*** Record extracts ***

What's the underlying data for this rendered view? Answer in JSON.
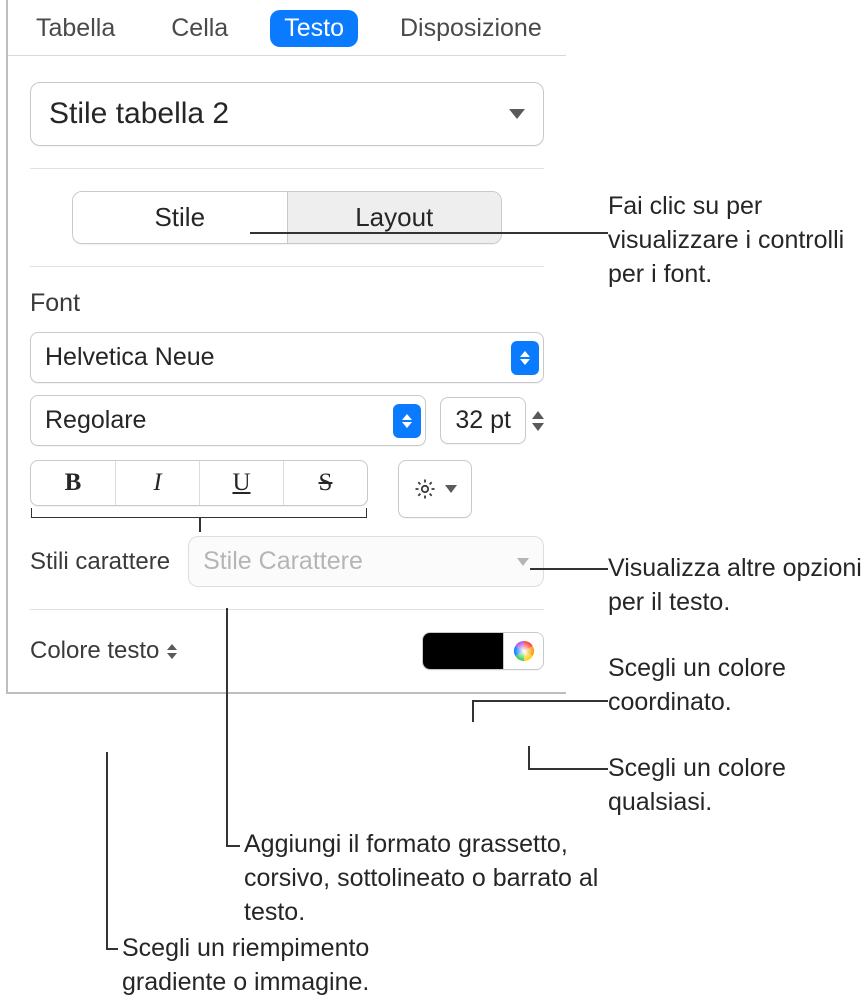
{
  "tabs": {
    "tabella": "Tabella",
    "cella": "Cella",
    "testo": "Testo",
    "disposizione": "Disposizione"
  },
  "style_select": {
    "value": "Stile tabella 2"
  },
  "segmented": {
    "stile": "Stile",
    "layout": "Layout"
  },
  "font": {
    "section_label": "Font",
    "family": "Helvetica Neue",
    "weight": "Regolare",
    "size": "32 pt",
    "bold": "B",
    "italic": "I",
    "underline": "U",
    "strike": "S"
  },
  "character_styles": {
    "label": "Stili carattere",
    "placeholder": "Stile Carattere"
  },
  "text_color": {
    "label": "Colore testo",
    "swatch": "#000000"
  },
  "callouts": {
    "stile": "Fai clic su per visualizzare i controlli per i font.",
    "gear": "Visualizza altre opzioni per il testo.",
    "well": "Scegli un colore coordinato.",
    "wheel": "Scegli un colore qualsiasi.",
    "bius": "Aggiungi il formato grassetto, corsivo, sottolineato o barrato al testo.",
    "fill": "Scegli un riempimento gradiente o immagine."
  }
}
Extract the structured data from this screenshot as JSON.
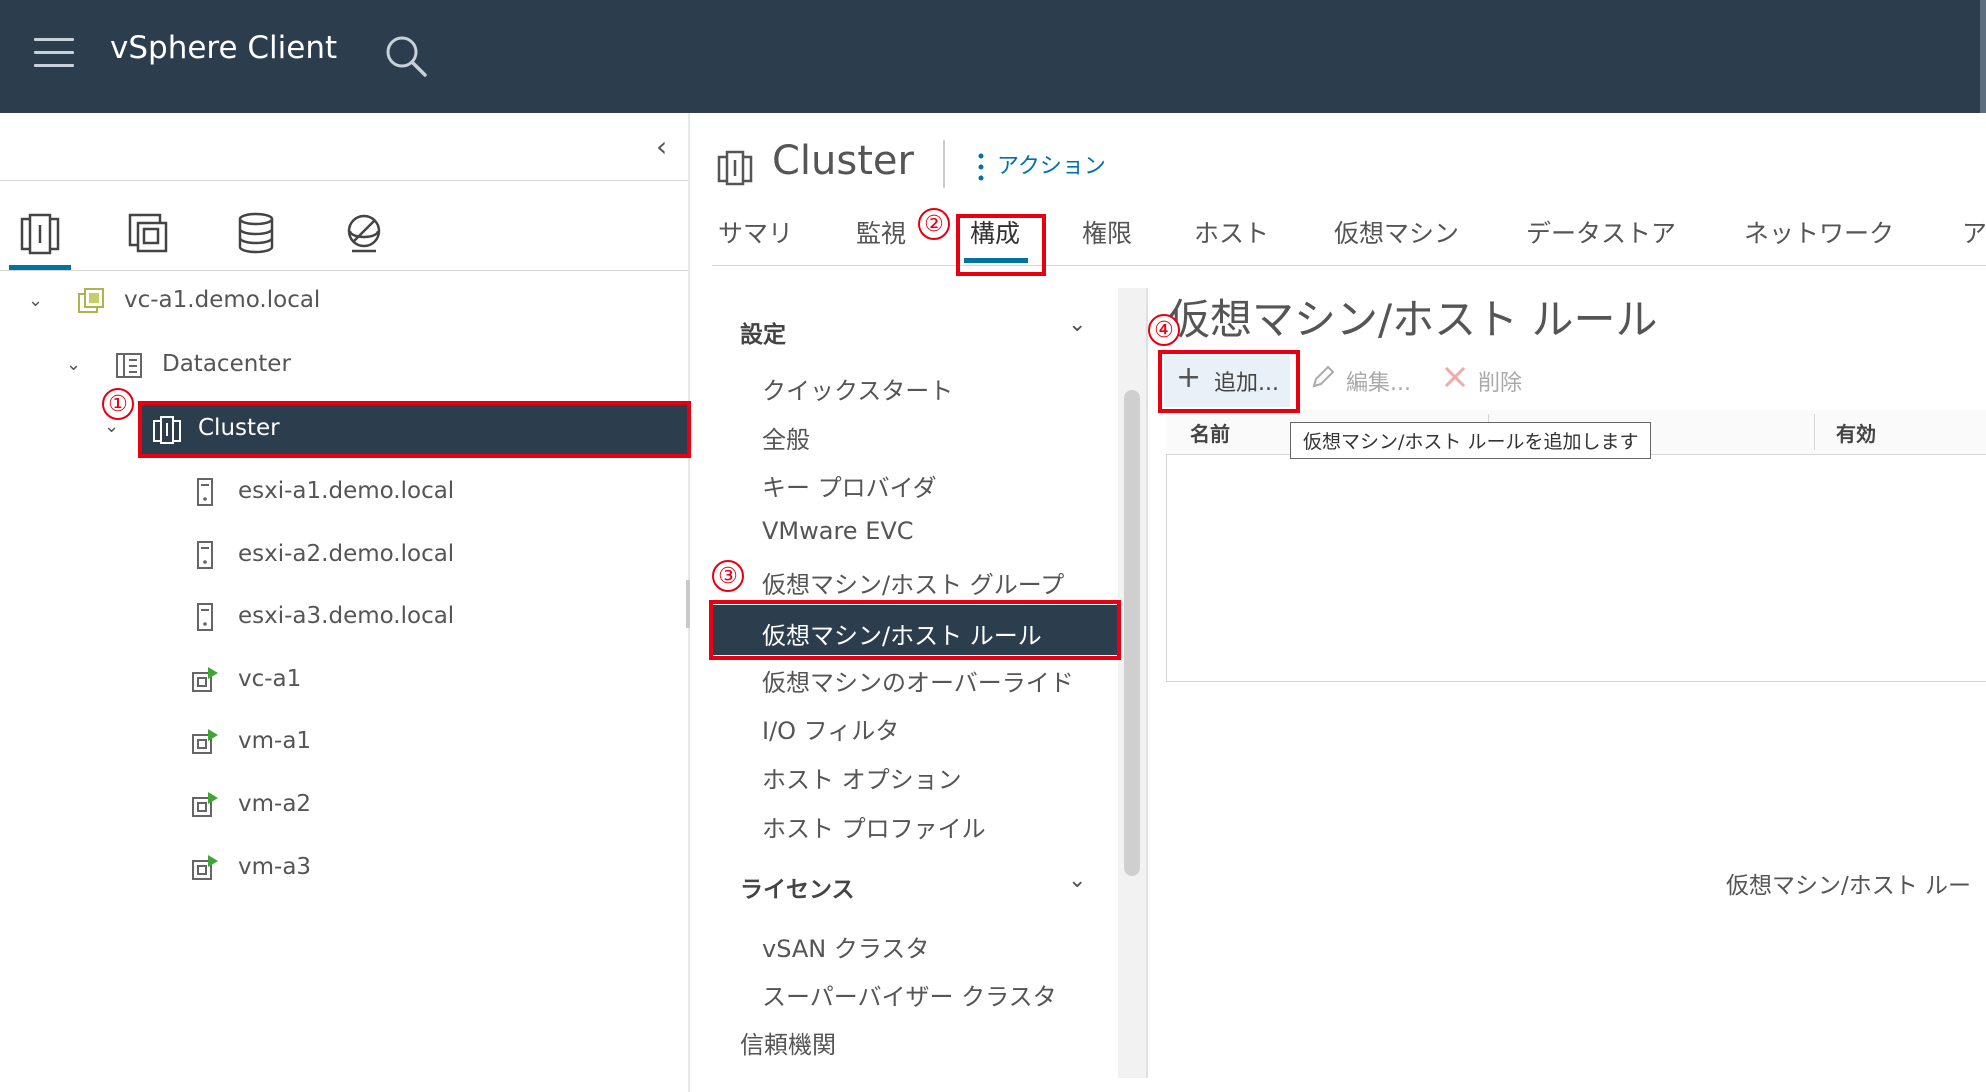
{
  "header": {
    "app_title": "vSphere Client"
  },
  "navigator": {
    "tree": [
      {
        "label": "vc-a1.demo.local",
        "icon": "vcenter-icon"
      },
      {
        "label": "Datacenter",
        "icon": "datacenter-icon"
      },
      {
        "label": "Cluster",
        "icon": "cluster-icon",
        "selected": true
      },
      {
        "label": "esxi-a1.demo.local",
        "icon": "host-icon"
      },
      {
        "label": "esxi-a2.demo.local",
        "icon": "host-icon"
      },
      {
        "label": "esxi-a3.demo.local",
        "icon": "host-icon"
      },
      {
        "label": "vc-a1",
        "icon": "vm-icon"
      },
      {
        "label": "vm-a1",
        "icon": "vm-icon"
      },
      {
        "label": "vm-a2",
        "icon": "vm-icon"
      },
      {
        "label": "vm-a3",
        "icon": "vm-icon"
      }
    ]
  },
  "object": {
    "title": "Cluster",
    "actions_label": "アクション",
    "tabs": [
      "サマリ",
      "監視",
      "構成",
      "権限",
      "ホスト",
      "仮想マシン",
      "データストア",
      "ネットワーク",
      "ア"
    ],
    "active_tab": "構成"
  },
  "config": {
    "sections": [
      {
        "label": "設定"
      },
      {
        "label": "ライセンス"
      }
    ],
    "items": [
      "クイックスタート",
      "全般",
      "キー プロバイダ",
      "VMware EVC",
      "仮想マシン/ホスト グループ",
      "仮想マシン/ホスト ルール",
      "仮想マシンのオーバーライド",
      "I/O フィルタ",
      "ホスト オプション",
      "ホスト プロファイル",
      "vSAN クラスタ",
      "スーパーバイザー クラスタ",
      "信頼機関"
    ],
    "selected_item": "仮想マシン/ホスト ルール"
  },
  "rules": {
    "title": "仮想マシン/ホスト ルール",
    "add_label": "追加...",
    "edit_label": "編集...",
    "delete_label": "削除",
    "columns": [
      "名前",
      "有効"
    ],
    "tooltip": "仮想マシン/ホスト ルールを追加します",
    "footer_text": "仮想マシン/ホスト ルー"
  },
  "annotations": [
    "①",
    "②",
    "③",
    "④"
  ],
  "colors": {
    "header_bg": "#2c3e4d",
    "selected_bg": "#2c3e4d",
    "accent": "#0072a3",
    "annotation": "#e60012"
  }
}
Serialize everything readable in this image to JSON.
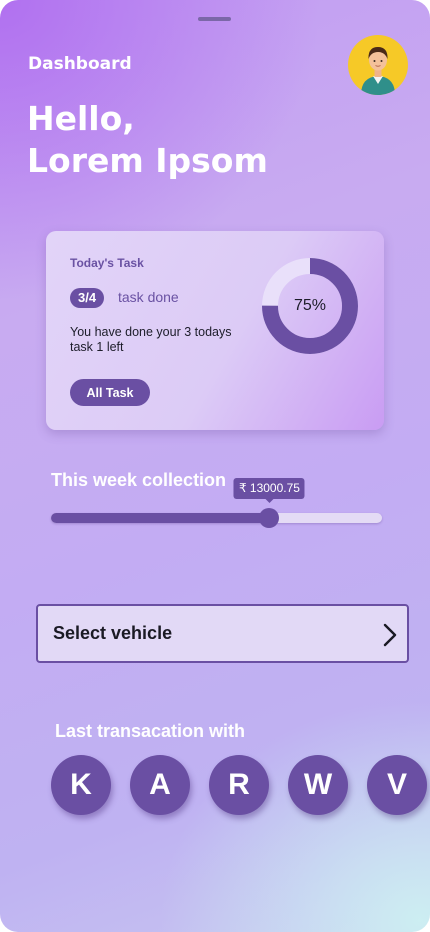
{
  "header": {
    "title": "Dashboard",
    "greeting_line1": "Hello,",
    "greeting_line2": "Lorem Ipsom"
  },
  "task_card": {
    "title": "Today's Task",
    "count": "3/4",
    "done_label": "task done",
    "description": "You have done your 3 todays task 1 left",
    "button_label": "All Task",
    "progress_text": "75%",
    "progress": 0.75
  },
  "collection": {
    "title": "This week collection",
    "value_label": "₹ 13000.75",
    "slider_fraction": 0.66
  },
  "vehicle": {
    "label": "Select vehicle",
    "icon": "chevron-right-icon"
  },
  "transactions": {
    "title": "Last transacation with",
    "contacts": [
      "K",
      "A",
      "R",
      "W",
      "V"
    ]
  },
  "colors": {
    "accent": "#6a4fa3",
    "avatar_bg": "#f6c927",
    "track": "#e4dbf5"
  }
}
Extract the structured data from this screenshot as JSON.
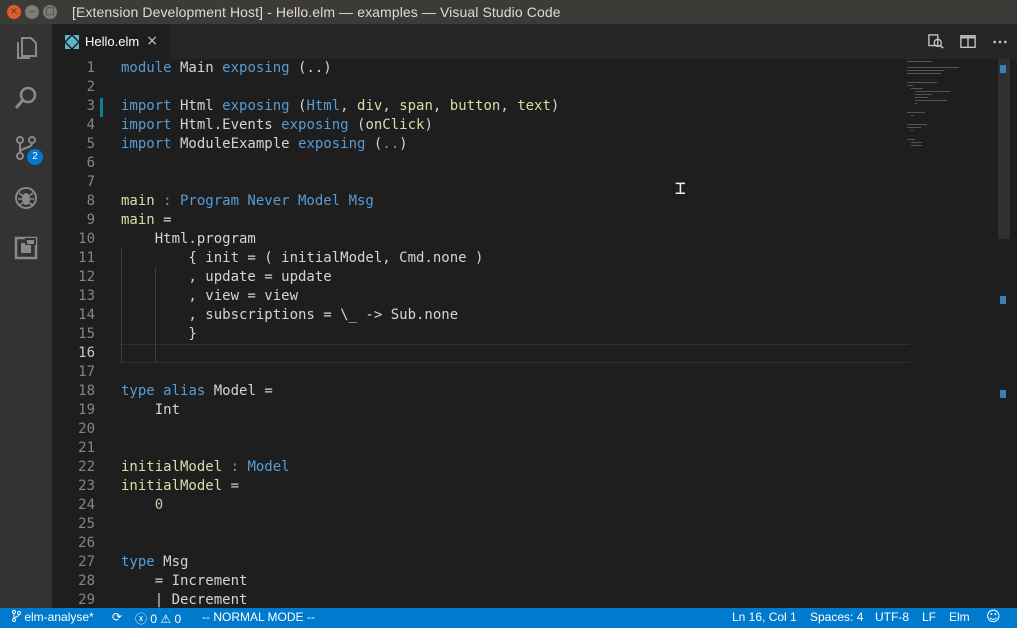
{
  "window": {
    "title": "[Extension Development Host] - Hello.elm — examples — Visual Studio Code"
  },
  "activity_bar": {
    "items": [
      {
        "name": "explorer",
        "icon": "files-icon"
      },
      {
        "name": "search",
        "icon": "search-icon"
      },
      {
        "name": "source-control",
        "icon": "source-control-icon",
        "badge": "2"
      },
      {
        "name": "debug",
        "icon": "debug-icon"
      },
      {
        "name": "extensions",
        "icon": "extensions-icon"
      }
    ]
  },
  "tabs": [
    {
      "label": "Hello.elm",
      "icon": "elm-file-icon",
      "active": true
    }
  ],
  "editor_actions": [
    "open-changes-icon",
    "split-editor-icon",
    "more-actions-icon"
  ],
  "editor": {
    "current_line": "16",
    "lines": [
      {
        "n": "1",
        "code": "module Main exposing (..)"
      },
      {
        "n": "2",
        "code": ""
      },
      {
        "n": "3",
        "code": "import Html exposing (Html, div, span, button, text)"
      },
      {
        "n": "4",
        "code": "import Html.Events exposing (onClick)"
      },
      {
        "n": "5",
        "code": "import ModuleExample exposing (..)"
      },
      {
        "n": "6",
        "code": ""
      },
      {
        "n": "7",
        "code": ""
      },
      {
        "n": "8",
        "code": "main : Program Never Model Msg"
      },
      {
        "n": "9",
        "code": "main ="
      },
      {
        "n": "10",
        "code": "    Html.program"
      },
      {
        "n": "11",
        "code": "        { init = ( initialModel, Cmd.none )"
      },
      {
        "n": "12",
        "code": "        , update = update"
      },
      {
        "n": "13",
        "code": "        , view = view"
      },
      {
        "n": "14",
        "code": "        , subscriptions = \\_ -> Sub.none"
      },
      {
        "n": "15",
        "code": "        }"
      },
      {
        "n": "16",
        "code": ""
      },
      {
        "n": "17",
        "code": ""
      },
      {
        "n": "18",
        "code": "type alias Model ="
      },
      {
        "n": "19",
        "code": "    Int"
      },
      {
        "n": "20",
        "code": ""
      },
      {
        "n": "21",
        "code": ""
      },
      {
        "n": "22",
        "code": "initialModel : Model"
      },
      {
        "n": "23",
        "code": "initialModel ="
      },
      {
        "n": "24",
        "code": "    0"
      },
      {
        "n": "25",
        "code": ""
      },
      {
        "n": "26",
        "code": ""
      },
      {
        "n": "27",
        "code": "type Msg"
      },
      {
        "n": "28",
        "code": "    = Increment"
      },
      {
        "n": "29",
        "code": "    | Decrement"
      }
    ]
  },
  "statusbar": {
    "branch": "elm-analyse*",
    "errors": "0",
    "warnings": "0",
    "mode": "-- NORMAL MODE --",
    "position": "Ln 16, Col 1",
    "spaces": "Spaces: 4",
    "encoding": "UTF-8",
    "eol": "LF",
    "language": "Elm"
  },
  "colors": {
    "statusbar": "#007acc",
    "keyword": "#569cd6",
    "function": "#dcdcaa",
    "type": "#4ec9b0"
  }
}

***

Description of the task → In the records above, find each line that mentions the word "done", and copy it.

Output for this task →
    "done_label": "task done",
    "description": "You have done your 3 todays task 1 left",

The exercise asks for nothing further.